Since the finish of November, that is a few of what has sunk to the backside of the Pacific Ocean: vacuum cleaners; Kate Spade equipment; at the very least $150,000 of frozen shrimp; and three delivery containers full of kids’s garments. “If anybody has investments in deep-sea salvage, there’s some beautiful product down there,” Richard Westenberger, chief monetary officer of the kids’s clothes model Carter’s instructed a convention lately.
You can blame the climate, a surge in US imports tied to the pandemic, or a phenomenon referred to as parametric rolling.
All instructed, at the very least 2,980 containers have fallen off cargo ships in the Pacific since November, in at the very least six separate incidents. That’s greater than twice the variety of containers misplaced yearly between 2008 and 2019, according to the World Shipping Council.
Shipping corporations are likely to blame the climate. The Maersk Essen, which misplaced 750 containers whereas crusing from China to Los Angeles in mid-January, “experienced heavy seas during her North Pacific crossing,” Maersk stated in a press assertion. (The firm didn’t reply to WIRED’s questions.) The Maersk Eindhoven skilled “heavy weather” in mid-February that contributed to a shipwide blackout in the center of a storm; it misplaced 260 containers. The ONE Apus, sure for the port of Long Beach from southern China, misplaced greater than 1,800 containers throughout what the firm known as “gale-force winds and large swells” in November. That’s anticipated to show certainly one of the costliest losses ever.

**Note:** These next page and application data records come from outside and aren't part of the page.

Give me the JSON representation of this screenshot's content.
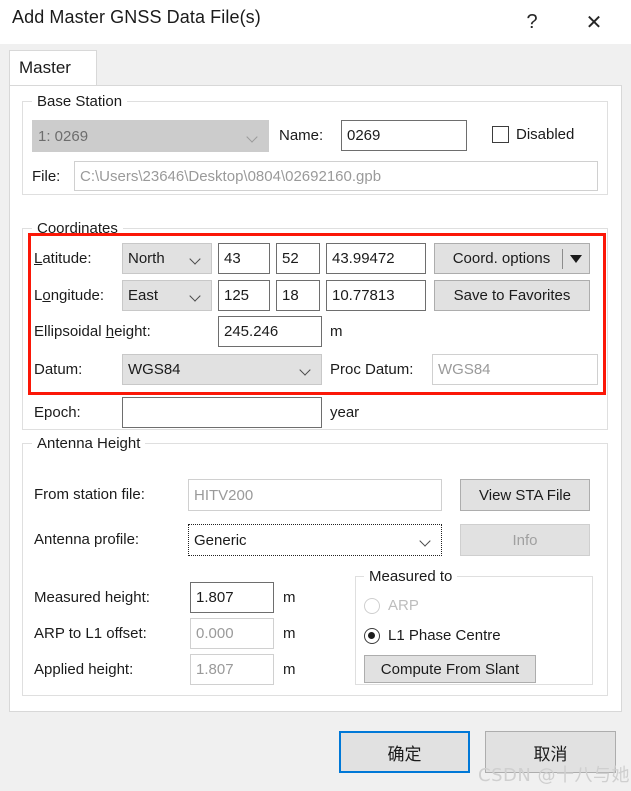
{
  "window": {
    "title": "Add Master GNSS Data File(s)",
    "help_icon": "?",
    "close_icon": "✕"
  },
  "tabs": [
    {
      "label": "Master",
      "selected": true
    }
  ],
  "base_station": {
    "group_title": "Base Station",
    "station_select_value": "1: 0269",
    "name_label": "Name:",
    "name_value": "0269",
    "disabled_checkbox_label": "Disabled",
    "disabled_checked": false,
    "file_label": "File:",
    "file_value": "C:\\Users\\23646\\Desktop\\0804\\02692160.gpb"
  },
  "coordinates": {
    "group_title": "Coordinates",
    "latitude_label": "Latitude:",
    "latitude_hemisphere": "North",
    "latitude_deg": "43",
    "latitude_min": "52",
    "latitude_sec": "43.99472",
    "longitude_label": "Longitude:",
    "longitude_hemisphere": "East",
    "longitude_deg": "125",
    "longitude_min": "18",
    "longitude_sec": "10.77813",
    "coord_options_button": "Coord. options",
    "save_favorites_button": "Save to Favorites",
    "ellipsoidal_height_label": "Ellipsoidal height:",
    "ellipsoidal_height_value": "245.246",
    "ellipsoidal_height_unit": "m",
    "datum_label": "Datum:",
    "datum_value": "WGS84",
    "proc_datum_label": "Proc Datum:",
    "proc_datum_value": "WGS84",
    "epoch_label": "Epoch:",
    "epoch_value": "",
    "epoch_unit": "year"
  },
  "antenna_height": {
    "group_title": "Antenna Height",
    "from_station_file_label": "From station file:",
    "from_station_file_value": "HITV200",
    "view_sta_file_button": "View STA File",
    "antenna_profile_label": "Antenna profile:",
    "antenna_profile_value": "Generic",
    "info_button": "Info",
    "measured_height_label": "Measured height:",
    "measured_height_value": "1.807",
    "measured_height_unit": "m",
    "arp_to_l1_label": "ARP to L1 offset:",
    "arp_to_l1_value": "0.000",
    "arp_to_l1_unit": "m",
    "applied_height_label": "Applied height:",
    "applied_height_value": "1.807",
    "applied_height_unit": "m",
    "measured_to": {
      "group_title": "Measured to",
      "options": [
        {
          "label": "ARP",
          "selected": false,
          "disabled": true
        },
        {
          "label": "L1 Phase Centre",
          "selected": true,
          "disabled": false
        }
      ],
      "compute_from_slant_button": "Compute From Slant"
    }
  },
  "footer": {
    "ok_button": "确定",
    "cancel_button": "取消"
  },
  "annotation": {
    "highlight_color": "#fb1707"
  },
  "watermark": "CSDN @十八与她"
}
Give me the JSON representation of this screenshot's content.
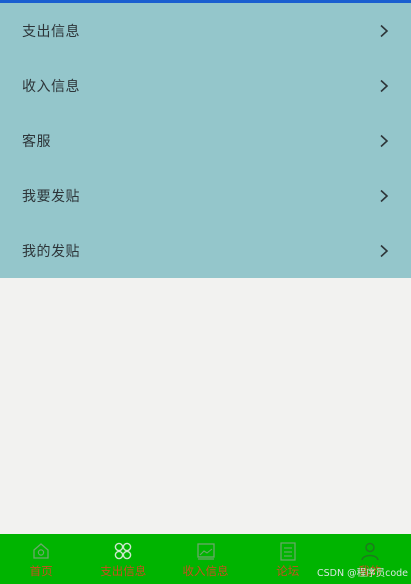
{
  "menu": {
    "items": [
      {
        "label": "支出信息"
      },
      {
        "label": "收入信息"
      },
      {
        "label": "客服"
      },
      {
        "label": "我要发贴"
      },
      {
        "label": "我的发贴"
      }
    ]
  },
  "tabbar": {
    "tabs": [
      {
        "label": "首页",
        "icon": "home-icon"
      },
      {
        "label": "支出信息",
        "icon": "grid-icon"
      },
      {
        "label": "收入信息",
        "icon": "image-icon"
      },
      {
        "label": "论坛",
        "icon": "list-icon"
      },
      {
        "label": "我的",
        "icon": "user-icon"
      }
    ]
  },
  "watermark": "CSDN @程序员code",
  "colors": {
    "accent": "#1a5fd0",
    "menu_bg": "#94c6cb",
    "tabbar_bg": "#00b400",
    "tab_label": "#c8501e",
    "page_bg": "#f2f2f0"
  }
}
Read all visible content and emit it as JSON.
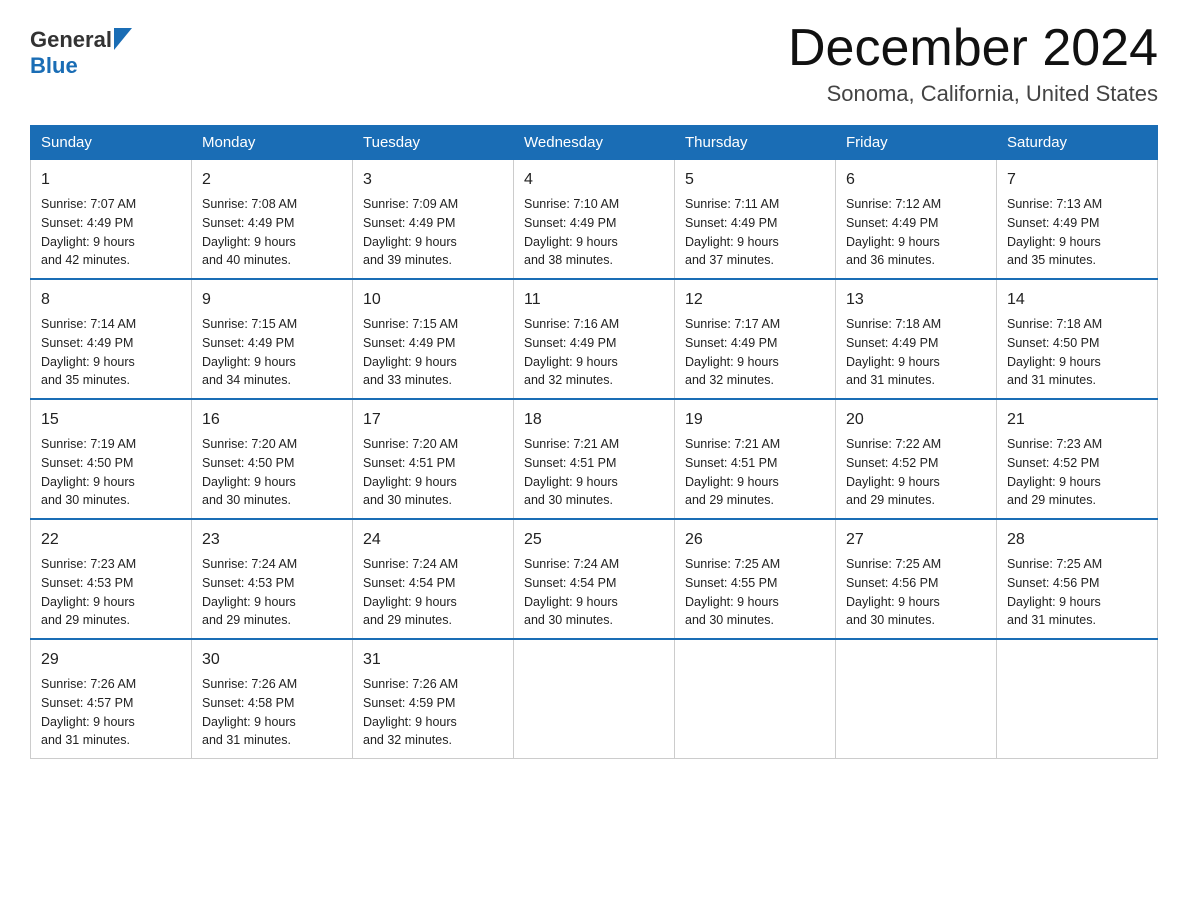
{
  "header": {
    "logo": {
      "general": "General",
      "blue": "Blue"
    },
    "title": "December 2024",
    "location": "Sonoma, California, United States"
  },
  "days_of_week": [
    "Sunday",
    "Monday",
    "Tuesday",
    "Wednesday",
    "Thursday",
    "Friday",
    "Saturday"
  ],
  "weeks": [
    [
      {
        "day": 1,
        "sunrise": "7:07 AM",
        "sunset": "4:49 PM",
        "daylight": "9 hours and 42 minutes."
      },
      {
        "day": 2,
        "sunrise": "7:08 AM",
        "sunset": "4:49 PM",
        "daylight": "9 hours and 40 minutes."
      },
      {
        "day": 3,
        "sunrise": "7:09 AM",
        "sunset": "4:49 PM",
        "daylight": "9 hours and 39 minutes."
      },
      {
        "day": 4,
        "sunrise": "7:10 AM",
        "sunset": "4:49 PM",
        "daylight": "9 hours and 38 minutes."
      },
      {
        "day": 5,
        "sunrise": "7:11 AM",
        "sunset": "4:49 PM",
        "daylight": "9 hours and 37 minutes."
      },
      {
        "day": 6,
        "sunrise": "7:12 AM",
        "sunset": "4:49 PM",
        "daylight": "9 hours and 36 minutes."
      },
      {
        "day": 7,
        "sunrise": "7:13 AM",
        "sunset": "4:49 PM",
        "daylight": "9 hours and 35 minutes."
      }
    ],
    [
      {
        "day": 8,
        "sunrise": "7:14 AM",
        "sunset": "4:49 PM",
        "daylight": "9 hours and 35 minutes."
      },
      {
        "day": 9,
        "sunrise": "7:15 AM",
        "sunset": "4:49 PM",
        "daylight": "9 hours and 34 minutes."
      },
      {
        "day": 10,
        "sunrise": "7:15 AM",
        "sunset": "4:49 PM",
        "daylight": "9 hours and 33 minutes."
      },
      {
        "day": 11,
        "sunrise": "7:16 AM",
        "sunset": "4:49 PM",
        "daylight": "9 hours and 32 minutes."
      },
      {
        "day": 12,
        "sunrise": "7:17 AM",
        "sunset": "4:49 PM",
        "daylight": "9 hours and 32 minutes."
      },
      {
        "day": 13,
        "sunrise": "7:18 AM",
        "sunset": "4:49 PM",
        "daylight": "9 hours and 31 minutes."
      },
      {
        "day": 14,
        "sunrise": "7:18 AM",
        "sunset": "4:50 PM",
        "daylight": "9 hours and 31 minutes."
      }
    ],
    [
      {
        "day": 15,
        "sunrise": "7:19 AM",
        "sunset": "4:50 PM",
        "daylight": "9 hours and 30 minutes."
      },
      {
        "day": 16,
        "sunrise": "7:20 AM",
        "sunset": "4:50 PM",
        "daylight": "9 hours and 30 minutes."
      },
      {
        "day": 17,
        "sunrise": "7:20 AM",
        "sunset": "4:51 PM",
        "daylight": "9 hours and 30 minutes."
      },
      {
        "day": 18,
        "sunrise": "7:21 AM",
        "sunset": "4:51 PM",
        "daylight": "9 hours and 30 minutes."
      },
      {
        "day": 19,
        "sunrise": "7:21 AM",
        "sunset": "4:51 PM",
        "daylight": "9 hours and 29 minutes."
      },
      {
        "day": 20,
        "sunrise": "7:22 AM",
        "sunset": "4:52 PM",
        "daylight": "9 hours and 29 minutes."
      },
      {
        "day": 21,
        "sunrise": "7:23 AM",
        "sunset": "4:52 PM",
        "daylight": "9 hours and 29 minutes."
      }
    ],
    [
      {
        "day": 22,
        "sunrise": "7:23 AM",
        "sunset": "4:53 PM",
        "daylight": "9 hours and 29 minutes."
      },
      {
        "day": 23,
        "sunrise": "7:24 AM",
        "sunset": "4:53 PM",
        "daylight": "9 hours and 29 minutes."
      },
      {
        "day": 24,
        "sunrise": "7:24 AM",
        "sunset": "4:54 PM",
        "daylight": "9 hours and 29 minutes."
      },
      {
        "day": 25,
        "sunrise": "7:24 AM",
        "sunset": "4:54 PM",
        "daylight": "9 hours and 30 minutes."
      },
      {
        "day": 26,
        "sunrise": "7:25 AM",
        "sunset": "4:55 PM",
        "daylight": "9 hours and 30 minutes."
      },
      {
        "day": 27,
        "sunrise": "7:25 AM",
        "sunset": "4:56 PM",
        "daylight": "9 hours and 30 minutes."
      },
      {
        "day": 28,
        "sunrise": "7:25 AM",
        "sunset": "4:56 PM",
        "daylight": "9 hours and 31 minutes."
      }
    ],
    [
      {
        "day": 29,
        "sunrise": "7:26 AM",
        "sunset": "4:57 PM",
        "daylight": "9 hours and 31 minutes."
      },
      {
        "day": 30,
        "sunrise": "7:26 AM",
        "sunset": "4:58 PM",
        "daylight": "9 hours and 31 minutes."
      },
      {
        "day": 31,
        "sunrise": "7:26 AM",
        "sunset": "4:59 PM",
        "daylight": "9 hours and 32 minutes."
      },
      null,
      null,
      null,
      null
    ]
  ],
  "labels": {
    "sunrise": "Sunrise:",
    "sunset": "Sunset:",
    "daylight": "Daylight:"
  }
}
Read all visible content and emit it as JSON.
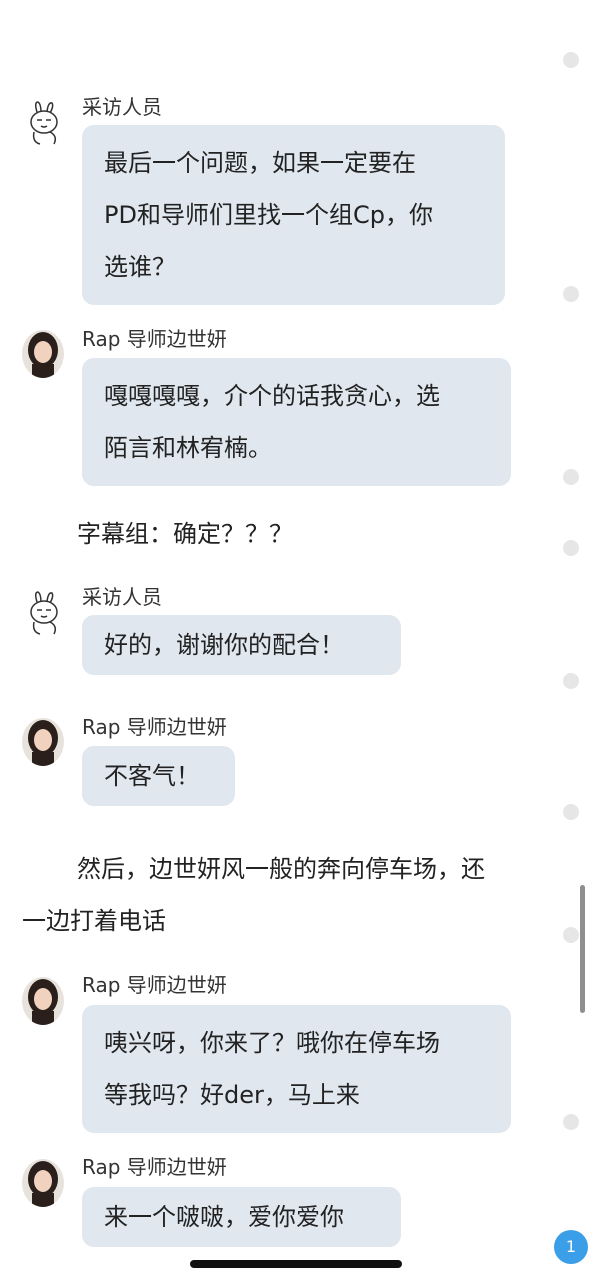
{
  "messages": [
    {
      "name": "采访人员",
      "lines": [
        "最后一个问题，如果一定要在",
        "PD和导师们里找一个组Cp，你",
        "选谁？"
      ]
    },
    {
      "name": "Rap 导师边世妍",
      "lines": [
        "嘎嘎嘎嘎，介个的话我贪心，选",
        "陌言和林宥楠。"
      ]
    },
    {
      "narration": "字幕组：确定？？？"
    },
    {
      "name": "采访人员",
      "lines": [
        "好的，谢谢你的配合！"
      ]
    },
    {
      "name": "Rap 导师边世妍",
      "lines": [
        "不客气！"
      ]
    },
    {
      "narration_lines": [
        "然后，边世妍风一般的奔向停车场，还",
        "一边打着电话"
      ]
    },
    {
      "name": "Rap 导师边世妍",
      "lines": [
        "咦兴呀，你来了？哦你在停车场",
        "等我吗？好der，马上来"
      ]
    },
    {
      "name": "Rap 导师边世妍",
      "lines": [
        "来一个啵啵，爱你爱你"
      ]
    }
  ],
  "badge_count": "1",
  "colors": {
    "bubble": "#e0e7ef",
    "badge": "#3b9ee8"
  }
}
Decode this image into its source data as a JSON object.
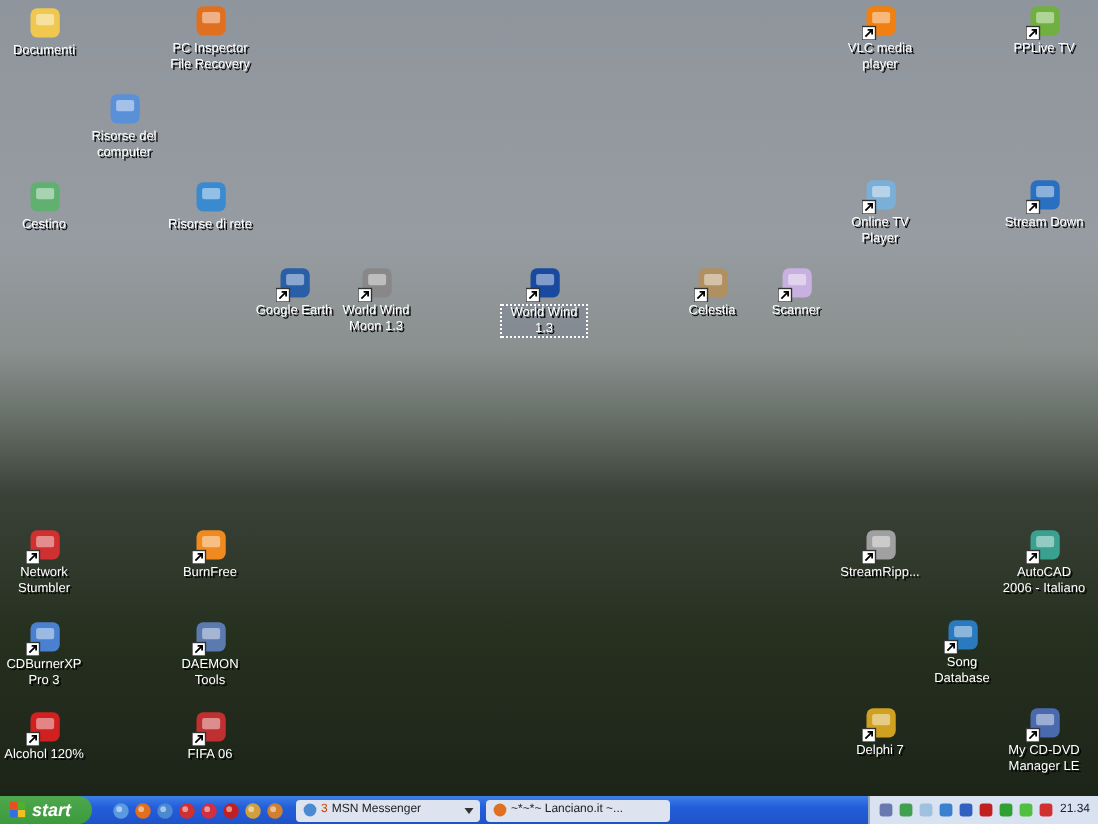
{
  "desktop": {
    "icons": [
      {
        "label": "Documenti",
        "selected": false
      },
      {
        "label": "PC Inspector File Recovery",
        "selected": false
      },
      {
        "label": "Risorse del computer",
        "selected": false
      },
      {
        "label": "Cestino",
        "selected": false
      },
      {
        "label": "Risorse di rete",
        "selected": false
      },
      {
        "label": "Google Earth",
        "selected": false
      },
      {
        "label": "World Wind Moon 1.3",
        "selected": false
      },
      {
        "label": "World Wind 1.3",
        "selected": true
      },
      {
        "label": "Celestia",
        "selected": false
      },
      {
        "label": "Scanner",
        "selected": false
      },
      {
        "label": "VLC media player",
        "selected": false
      },
      {
        "label": "PPLive TV",
        "selected": false
      },
      {
        "label": "Online TV Player",
        "selected": false
      },
      {
        "label": "Stream Down",
        "selected": false
      },
      {
        "label": "Network Stumbler",
        "selected": false
      },
      {
        "label": "BurnFree",
        "selected": false
      },
      {
        "label": "CDBurnerXP Pro 3",
        "selected": false
      },
      {
        "label": "DAEMON Tools",
        "selected": false
      },
      {
        "label": "Alcohol 120%",
        "selected": false
      },
      {
        "label": "FIFA 06",
        "selected": false
      },
      {
        "label": "StreamRipp...",
        "selected": false
      },
      {
        "label": "AutoCAD 2006 - Italiano",
        "selected": false
      },
      {
        "label": "Song Database",
        "selected": false
      },
      {
        "label": "Delphi 7",
        "selected": false
      },
      {
        "label": "My CD-DVD Manager LE",
        "selected": false
      }
    ]
  },
  "taskbar": {
    "start": "start",
    "buttons": [
      {
        "count": "3",
        "label": "MSN Messenger",
        "grouped": true
      },
      {
        "label": "~*~*~ Lanciano.it ~...",
        "grouped": false
      }
    ],
    "clock": "21.34"
  }
}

The robust climate has been exacerbated by rising visitors to the US. US container imports grew 30 p.c in December, in contrast with the similar month a yr earlier, according to IHS Markit. “It’s a boom in import cargo beyond anything we’ve seen before,” says Lars Jensen, the CEO of SeaIntelligence Consulting, which advises shoppers in the container delivery business.
That’s led to a scarcity of containers, significantly empty containers caught in North America after they’re wanted in Asia. So it’s doable that shippers have pressed older, well-used containers into service, which usually tend to have faulty or corroded lashing or locking mechanisms, says Ian Woods, a marine cargo lawyer and a companion with the agency Clyde & Co. Then you’ve bought drained crews, stretched by the additional work in order that they’re not capable of pack and safe the containers in addition to they’d if properly rested.
Plus, the ships are packed. “Not only do we have large vessels, bad weather, but we have, in many cases, vessels that are chock-a-block full,” says Jensen, the delivery advisor. A full container ship might be the size of 4 soccer fields, capable of carry as many as 24,000 20-foot-long containers stacked 5 – 6 excessive. These usually tend to expertise a phenomenon known as parametric rolling, a uncommon however scary violent movement that may ship blocks of containers tumbling to deck—or into the sea.
Parametric rolling occurs when the time that passes between two adjoining waves all of the sudden traces up with the pure roll frequency of a ship, one thing that’s extra more likely to occur in dangerous climate. Adrian Onas, a professor of naval structure at the Webb Institute, calls this a “heart attack of design”—troublesome to detect when it’s starting, after which devastating. Onboard, parametric rolling looks like abrupt, terrifying side-to-side motion, which shortly adjustments from only a few levels to as much as 35 or 40 levels in every path.